▶ WHAT IS BEING ASKED
Word for word, copy the records that follow.

▶ PROVIDED ENTRIES
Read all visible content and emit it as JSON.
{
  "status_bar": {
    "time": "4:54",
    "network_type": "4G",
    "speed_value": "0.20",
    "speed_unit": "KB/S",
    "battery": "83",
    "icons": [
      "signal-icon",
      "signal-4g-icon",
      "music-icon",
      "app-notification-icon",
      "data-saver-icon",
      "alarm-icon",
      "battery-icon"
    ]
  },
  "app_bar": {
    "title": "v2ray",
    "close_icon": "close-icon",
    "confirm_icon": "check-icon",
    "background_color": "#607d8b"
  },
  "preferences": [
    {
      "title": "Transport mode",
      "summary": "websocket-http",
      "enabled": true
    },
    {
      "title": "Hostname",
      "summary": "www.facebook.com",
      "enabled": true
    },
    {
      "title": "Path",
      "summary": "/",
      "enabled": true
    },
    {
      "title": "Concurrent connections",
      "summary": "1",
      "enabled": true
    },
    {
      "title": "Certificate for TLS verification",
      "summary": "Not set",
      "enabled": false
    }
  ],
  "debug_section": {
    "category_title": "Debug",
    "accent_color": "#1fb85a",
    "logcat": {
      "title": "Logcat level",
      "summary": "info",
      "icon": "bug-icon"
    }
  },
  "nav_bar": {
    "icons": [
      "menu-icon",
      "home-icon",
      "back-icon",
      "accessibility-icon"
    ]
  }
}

▶ YOUR RESPONSE
Read all visible content and emit it as JSON.
{
  "status_bar": {
    "time": "4:54",
    "network_type": "4G",
    "speed_value": "0.20",
    "speed_unit": "KB/S",
    "battery": "83",
    "icons": [
      "signal-icon",
      "signal-4g-icon",
      "music-icon",
      "app-notification-icon",
      "data-saver-icon",
      "alarm-icon",
      "battery-icon"
    ]
  },
  "app_bar": {
    "title": "v2ray",
    "close_icon": "close-icon",
    "confirm_icon": "check-icon",
    "background_color": "#607d8b"
  },
  "preferences": [
    {
      "title": "Transport mode",
      "summary": "websocket-http",
      "enabled": true
    },
    {
      "title": "Hostname",
      "summary": "www.facebook.com",
      "enabled": true
    },
    {
      "title": "Path",
      "summary": "/",
      "enabled": true
    },
    {
      "title": "Concurrent connections",
      "summary": "1",
      "enabled": true
    },
    {
      "title": "Certificate for TLS verification",
      "summary": "Not set",
      "enabled": false
    }
  ],
  "debug_section": {
    "category_title": "Debug",
    "accent_color": "#1fb85a",
    "logcat": {
      "title": "Logcat level",
      "summary": "info",
      "icon": "bug-icon"
    }
  },
  "nav_bar": {
    "icons": [
      "menu-icon",
      "home-icon",
      "back-icon",
      "accessibility-icon"
    ]
  }
}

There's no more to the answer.